___ RECORDS SUPPLIED ___

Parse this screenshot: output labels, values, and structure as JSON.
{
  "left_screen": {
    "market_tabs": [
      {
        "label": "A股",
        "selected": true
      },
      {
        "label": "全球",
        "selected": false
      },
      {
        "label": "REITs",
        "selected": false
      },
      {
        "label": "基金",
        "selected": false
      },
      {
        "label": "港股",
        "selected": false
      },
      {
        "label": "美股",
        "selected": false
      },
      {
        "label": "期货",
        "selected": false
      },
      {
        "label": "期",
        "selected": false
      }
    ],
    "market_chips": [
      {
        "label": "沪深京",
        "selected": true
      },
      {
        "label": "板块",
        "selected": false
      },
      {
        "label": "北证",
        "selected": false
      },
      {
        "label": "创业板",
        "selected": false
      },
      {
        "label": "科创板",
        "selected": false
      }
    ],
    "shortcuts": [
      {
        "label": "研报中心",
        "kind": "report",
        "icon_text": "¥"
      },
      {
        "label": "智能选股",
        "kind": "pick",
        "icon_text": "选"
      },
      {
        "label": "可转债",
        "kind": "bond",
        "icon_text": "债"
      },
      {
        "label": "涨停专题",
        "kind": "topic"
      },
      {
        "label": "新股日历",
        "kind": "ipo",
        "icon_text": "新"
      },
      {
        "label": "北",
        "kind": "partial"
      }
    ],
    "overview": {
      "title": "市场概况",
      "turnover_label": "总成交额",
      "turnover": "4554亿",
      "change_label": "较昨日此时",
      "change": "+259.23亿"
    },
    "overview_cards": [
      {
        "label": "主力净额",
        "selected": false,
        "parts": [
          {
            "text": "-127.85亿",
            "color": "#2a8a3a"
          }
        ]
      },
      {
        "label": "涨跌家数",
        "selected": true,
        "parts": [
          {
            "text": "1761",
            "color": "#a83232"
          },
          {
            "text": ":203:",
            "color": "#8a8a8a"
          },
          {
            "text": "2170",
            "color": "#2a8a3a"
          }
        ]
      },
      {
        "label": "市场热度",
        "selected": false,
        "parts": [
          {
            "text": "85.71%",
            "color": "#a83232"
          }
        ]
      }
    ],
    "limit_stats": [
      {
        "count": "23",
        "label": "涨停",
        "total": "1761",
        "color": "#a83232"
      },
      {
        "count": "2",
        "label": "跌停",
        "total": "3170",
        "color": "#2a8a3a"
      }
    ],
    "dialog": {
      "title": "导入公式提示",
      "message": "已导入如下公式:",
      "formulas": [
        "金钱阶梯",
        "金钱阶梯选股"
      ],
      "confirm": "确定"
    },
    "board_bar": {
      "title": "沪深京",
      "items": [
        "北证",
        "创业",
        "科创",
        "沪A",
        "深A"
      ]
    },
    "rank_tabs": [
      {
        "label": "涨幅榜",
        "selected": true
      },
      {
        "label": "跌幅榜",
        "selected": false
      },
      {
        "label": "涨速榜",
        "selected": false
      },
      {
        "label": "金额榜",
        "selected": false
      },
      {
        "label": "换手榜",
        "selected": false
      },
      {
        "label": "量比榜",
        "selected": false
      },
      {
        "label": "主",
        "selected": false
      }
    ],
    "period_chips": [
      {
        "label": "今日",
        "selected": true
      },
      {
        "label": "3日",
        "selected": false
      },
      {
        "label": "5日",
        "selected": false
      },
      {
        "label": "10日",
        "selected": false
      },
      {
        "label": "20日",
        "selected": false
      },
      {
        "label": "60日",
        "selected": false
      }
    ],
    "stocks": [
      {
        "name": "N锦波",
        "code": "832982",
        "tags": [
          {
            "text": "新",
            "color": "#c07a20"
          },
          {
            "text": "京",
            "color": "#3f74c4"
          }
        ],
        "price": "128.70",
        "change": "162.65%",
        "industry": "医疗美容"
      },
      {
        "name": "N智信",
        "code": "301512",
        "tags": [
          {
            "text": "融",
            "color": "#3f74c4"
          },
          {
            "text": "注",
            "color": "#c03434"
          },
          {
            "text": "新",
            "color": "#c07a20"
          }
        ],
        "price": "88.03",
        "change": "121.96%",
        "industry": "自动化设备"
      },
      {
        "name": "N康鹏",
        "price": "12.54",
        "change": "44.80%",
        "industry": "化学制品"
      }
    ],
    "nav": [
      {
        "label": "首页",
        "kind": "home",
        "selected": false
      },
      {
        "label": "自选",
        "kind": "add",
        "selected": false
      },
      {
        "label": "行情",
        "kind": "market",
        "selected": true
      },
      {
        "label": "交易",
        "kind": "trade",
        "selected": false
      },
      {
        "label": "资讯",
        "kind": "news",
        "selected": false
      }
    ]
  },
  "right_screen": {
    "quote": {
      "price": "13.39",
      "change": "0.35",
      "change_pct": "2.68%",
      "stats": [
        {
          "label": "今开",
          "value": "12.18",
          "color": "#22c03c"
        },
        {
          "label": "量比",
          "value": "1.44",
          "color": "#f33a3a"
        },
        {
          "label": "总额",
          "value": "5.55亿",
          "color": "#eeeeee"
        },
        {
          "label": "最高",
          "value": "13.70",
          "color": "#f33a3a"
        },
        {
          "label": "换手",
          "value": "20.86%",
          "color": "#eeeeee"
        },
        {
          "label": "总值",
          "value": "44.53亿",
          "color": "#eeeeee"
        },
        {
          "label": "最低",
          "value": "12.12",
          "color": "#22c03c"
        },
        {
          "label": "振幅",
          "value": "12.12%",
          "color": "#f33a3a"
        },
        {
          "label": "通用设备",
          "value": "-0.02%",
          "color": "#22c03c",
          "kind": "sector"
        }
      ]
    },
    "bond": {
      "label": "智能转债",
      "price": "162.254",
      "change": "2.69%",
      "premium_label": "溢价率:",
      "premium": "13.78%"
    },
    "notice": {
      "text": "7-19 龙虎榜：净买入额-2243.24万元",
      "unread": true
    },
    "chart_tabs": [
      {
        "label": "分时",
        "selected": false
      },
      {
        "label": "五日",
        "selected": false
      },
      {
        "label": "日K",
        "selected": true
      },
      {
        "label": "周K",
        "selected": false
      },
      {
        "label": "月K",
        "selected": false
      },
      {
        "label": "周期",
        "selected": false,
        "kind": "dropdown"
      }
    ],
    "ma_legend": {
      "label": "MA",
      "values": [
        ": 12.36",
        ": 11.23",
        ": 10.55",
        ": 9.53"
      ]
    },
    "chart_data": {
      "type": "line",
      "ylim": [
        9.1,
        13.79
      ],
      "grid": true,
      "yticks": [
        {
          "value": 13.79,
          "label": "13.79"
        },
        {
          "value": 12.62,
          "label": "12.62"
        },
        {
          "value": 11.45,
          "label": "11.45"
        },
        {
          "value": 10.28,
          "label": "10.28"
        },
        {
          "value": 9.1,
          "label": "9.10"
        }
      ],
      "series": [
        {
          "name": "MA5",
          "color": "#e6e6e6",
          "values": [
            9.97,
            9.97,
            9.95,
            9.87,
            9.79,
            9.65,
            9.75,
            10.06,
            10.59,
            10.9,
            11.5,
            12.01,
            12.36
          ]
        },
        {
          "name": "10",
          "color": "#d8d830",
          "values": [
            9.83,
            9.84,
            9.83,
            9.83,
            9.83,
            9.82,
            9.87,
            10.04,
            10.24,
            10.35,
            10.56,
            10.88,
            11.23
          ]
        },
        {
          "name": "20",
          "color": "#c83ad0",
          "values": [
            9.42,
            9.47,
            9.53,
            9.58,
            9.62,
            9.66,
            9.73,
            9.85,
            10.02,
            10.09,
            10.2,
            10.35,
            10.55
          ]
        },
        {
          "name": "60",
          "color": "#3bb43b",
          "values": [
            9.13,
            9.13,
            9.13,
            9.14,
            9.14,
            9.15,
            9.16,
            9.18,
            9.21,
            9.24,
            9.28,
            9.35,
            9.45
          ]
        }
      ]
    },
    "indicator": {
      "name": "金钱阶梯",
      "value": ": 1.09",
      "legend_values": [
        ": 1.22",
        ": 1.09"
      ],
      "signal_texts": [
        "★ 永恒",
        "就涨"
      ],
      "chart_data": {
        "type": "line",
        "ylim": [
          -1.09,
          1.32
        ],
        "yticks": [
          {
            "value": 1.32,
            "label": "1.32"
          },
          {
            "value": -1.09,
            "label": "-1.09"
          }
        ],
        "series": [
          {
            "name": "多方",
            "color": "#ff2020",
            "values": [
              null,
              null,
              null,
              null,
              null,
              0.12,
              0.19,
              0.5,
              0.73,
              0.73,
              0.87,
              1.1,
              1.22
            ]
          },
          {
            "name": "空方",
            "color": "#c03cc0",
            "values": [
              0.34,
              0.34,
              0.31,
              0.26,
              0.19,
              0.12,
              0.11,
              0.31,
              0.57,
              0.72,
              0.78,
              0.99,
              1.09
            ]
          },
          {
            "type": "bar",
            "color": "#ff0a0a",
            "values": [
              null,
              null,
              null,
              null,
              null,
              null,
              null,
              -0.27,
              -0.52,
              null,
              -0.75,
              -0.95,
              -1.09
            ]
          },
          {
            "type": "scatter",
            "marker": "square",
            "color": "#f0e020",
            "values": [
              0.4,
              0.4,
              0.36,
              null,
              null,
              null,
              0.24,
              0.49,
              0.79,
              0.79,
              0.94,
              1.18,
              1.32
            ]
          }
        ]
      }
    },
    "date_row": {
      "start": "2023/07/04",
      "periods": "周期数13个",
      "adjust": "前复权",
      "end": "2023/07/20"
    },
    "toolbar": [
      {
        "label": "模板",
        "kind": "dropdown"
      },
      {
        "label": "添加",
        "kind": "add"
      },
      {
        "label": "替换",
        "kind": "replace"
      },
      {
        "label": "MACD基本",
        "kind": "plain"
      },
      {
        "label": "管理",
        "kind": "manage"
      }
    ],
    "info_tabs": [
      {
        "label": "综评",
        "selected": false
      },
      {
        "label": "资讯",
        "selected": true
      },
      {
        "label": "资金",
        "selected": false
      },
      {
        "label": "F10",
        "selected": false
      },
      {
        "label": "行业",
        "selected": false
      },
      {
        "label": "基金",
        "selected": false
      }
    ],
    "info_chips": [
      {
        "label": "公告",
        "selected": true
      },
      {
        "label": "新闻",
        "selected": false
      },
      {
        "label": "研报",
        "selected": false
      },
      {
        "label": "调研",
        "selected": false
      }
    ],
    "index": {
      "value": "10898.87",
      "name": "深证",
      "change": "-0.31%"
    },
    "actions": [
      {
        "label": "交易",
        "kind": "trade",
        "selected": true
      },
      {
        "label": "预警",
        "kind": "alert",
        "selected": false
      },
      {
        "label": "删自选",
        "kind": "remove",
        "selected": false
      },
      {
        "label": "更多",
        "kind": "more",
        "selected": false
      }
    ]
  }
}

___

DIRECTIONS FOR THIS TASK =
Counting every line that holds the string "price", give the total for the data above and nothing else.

RESULT OF THE TASK =
5